Israel’s growing turn towards the right disturbs some of its allies and is a threat to regional instability. This is especially true considering the growing protests in Israel, which, in turn, might push the Israeli government to export its crisis to the wider region and especially to Gaza, translating into another military confrontation with the Palestinian factions there. In the past, Israeli politicians have tried to resolve internal crises by creating other crises and by showcasing the Palestinians as the “true” enemy of all Israelis, who need to stand united behind the government.
This is a likely scenario given Israeli ministers’ growing anti-Palestinian discourse ahead of Ramadan and the repeated Israeli incursions and assassinations in the West Bank. These developments have made some Arab governments feel more wary of Israel’s actions, pushing them to take steps that reflect a sense of unease with the policies of the Israeli government.
Another development that might push the Israeli government to export its ongoing crisis is the recent China-brokered Saudi-Iranian deal, which was surprising to many. Israeli commentators have described the deal as a defeat to Israel’s diplomatic efforts to isolate Iran, in a region where some countries looked to Israel as a “savior” against a possible Iranian expansion. Israel’s securitization of Iran’s regional ambitions and its nuclear program have pushed certain regional state actors that feel threatened by Iran’s interventionalist policy closer to Israel.

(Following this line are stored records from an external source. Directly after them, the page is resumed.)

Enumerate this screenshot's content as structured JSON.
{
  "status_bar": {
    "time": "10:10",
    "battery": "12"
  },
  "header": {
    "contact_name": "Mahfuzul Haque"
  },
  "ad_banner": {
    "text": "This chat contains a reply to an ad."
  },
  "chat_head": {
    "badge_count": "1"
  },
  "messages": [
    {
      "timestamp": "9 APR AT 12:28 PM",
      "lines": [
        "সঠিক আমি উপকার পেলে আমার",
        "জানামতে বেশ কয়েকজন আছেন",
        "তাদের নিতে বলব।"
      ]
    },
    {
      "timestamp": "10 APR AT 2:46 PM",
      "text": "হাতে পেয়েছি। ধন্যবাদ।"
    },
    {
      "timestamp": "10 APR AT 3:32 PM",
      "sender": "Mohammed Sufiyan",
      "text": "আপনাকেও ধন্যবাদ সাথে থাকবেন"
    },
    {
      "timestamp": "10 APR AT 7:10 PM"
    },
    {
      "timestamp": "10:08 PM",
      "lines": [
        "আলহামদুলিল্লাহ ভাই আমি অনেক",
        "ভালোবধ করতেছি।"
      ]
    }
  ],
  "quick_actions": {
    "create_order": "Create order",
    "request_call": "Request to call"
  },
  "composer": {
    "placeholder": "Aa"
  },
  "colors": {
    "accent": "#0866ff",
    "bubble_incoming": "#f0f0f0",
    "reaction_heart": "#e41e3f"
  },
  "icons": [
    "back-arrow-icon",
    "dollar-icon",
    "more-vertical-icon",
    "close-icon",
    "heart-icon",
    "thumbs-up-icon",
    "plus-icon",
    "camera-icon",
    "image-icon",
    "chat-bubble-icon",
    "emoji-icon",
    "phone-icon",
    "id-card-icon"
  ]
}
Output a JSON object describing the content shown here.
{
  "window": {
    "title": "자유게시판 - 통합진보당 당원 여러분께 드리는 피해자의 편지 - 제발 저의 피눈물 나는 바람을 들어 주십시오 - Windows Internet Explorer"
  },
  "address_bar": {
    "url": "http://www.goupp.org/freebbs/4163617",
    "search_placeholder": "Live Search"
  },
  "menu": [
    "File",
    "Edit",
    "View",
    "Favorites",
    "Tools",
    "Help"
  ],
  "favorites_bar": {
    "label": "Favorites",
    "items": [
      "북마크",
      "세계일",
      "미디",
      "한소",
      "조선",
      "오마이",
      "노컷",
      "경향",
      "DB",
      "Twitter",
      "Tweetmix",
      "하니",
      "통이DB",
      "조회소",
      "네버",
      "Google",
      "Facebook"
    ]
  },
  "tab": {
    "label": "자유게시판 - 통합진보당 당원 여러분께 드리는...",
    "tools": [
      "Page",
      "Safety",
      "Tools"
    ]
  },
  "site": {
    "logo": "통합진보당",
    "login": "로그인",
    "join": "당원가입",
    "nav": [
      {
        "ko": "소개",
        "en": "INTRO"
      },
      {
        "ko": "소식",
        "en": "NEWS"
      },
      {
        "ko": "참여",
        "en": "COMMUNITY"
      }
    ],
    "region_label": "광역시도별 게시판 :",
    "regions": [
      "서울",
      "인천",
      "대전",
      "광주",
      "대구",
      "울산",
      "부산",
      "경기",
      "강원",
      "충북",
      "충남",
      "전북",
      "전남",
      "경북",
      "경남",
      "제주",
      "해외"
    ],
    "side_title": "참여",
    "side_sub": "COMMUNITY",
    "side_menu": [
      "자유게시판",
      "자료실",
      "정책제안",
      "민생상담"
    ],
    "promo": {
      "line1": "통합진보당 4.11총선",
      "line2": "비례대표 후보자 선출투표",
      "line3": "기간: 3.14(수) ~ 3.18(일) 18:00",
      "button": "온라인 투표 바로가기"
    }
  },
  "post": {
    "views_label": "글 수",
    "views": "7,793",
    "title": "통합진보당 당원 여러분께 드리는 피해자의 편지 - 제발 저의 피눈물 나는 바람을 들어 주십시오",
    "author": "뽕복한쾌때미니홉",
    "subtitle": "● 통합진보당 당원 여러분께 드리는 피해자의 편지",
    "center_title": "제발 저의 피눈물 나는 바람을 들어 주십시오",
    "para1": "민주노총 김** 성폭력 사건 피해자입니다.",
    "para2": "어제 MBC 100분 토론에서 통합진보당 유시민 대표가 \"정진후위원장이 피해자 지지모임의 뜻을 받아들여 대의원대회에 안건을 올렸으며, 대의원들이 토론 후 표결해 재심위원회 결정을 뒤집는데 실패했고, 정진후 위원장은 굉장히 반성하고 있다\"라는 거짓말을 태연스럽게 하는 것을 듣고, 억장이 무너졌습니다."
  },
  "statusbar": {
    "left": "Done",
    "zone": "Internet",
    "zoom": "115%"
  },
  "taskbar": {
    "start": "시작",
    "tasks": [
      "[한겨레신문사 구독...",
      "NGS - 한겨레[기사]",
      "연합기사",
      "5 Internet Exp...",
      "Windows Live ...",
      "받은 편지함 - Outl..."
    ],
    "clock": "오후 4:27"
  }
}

As Ramadan approaches, escalation with the Palestinians because of incursions by Israeli settlers into Al-Aqsa, is very possible. In light of the escalation that has been building up in the West Bank, a confrontation in the region this spring or summer might be Israel’s way out of its domestic crisis. The divide in Israel is widening by the minute, and the second- and third-generation Israeli leaders might be taking the country and the whole region into a new unknown direction.
Only responsible international pressure on the Israeli government might stop another confrontation. One fact, however, is certain: the Israel of 1948, which was created by a different generation, is not the Israel we see today. Second- and third-generation Israeli politicians are not only gambling with the future of the whole region but also with the future of Israel itself.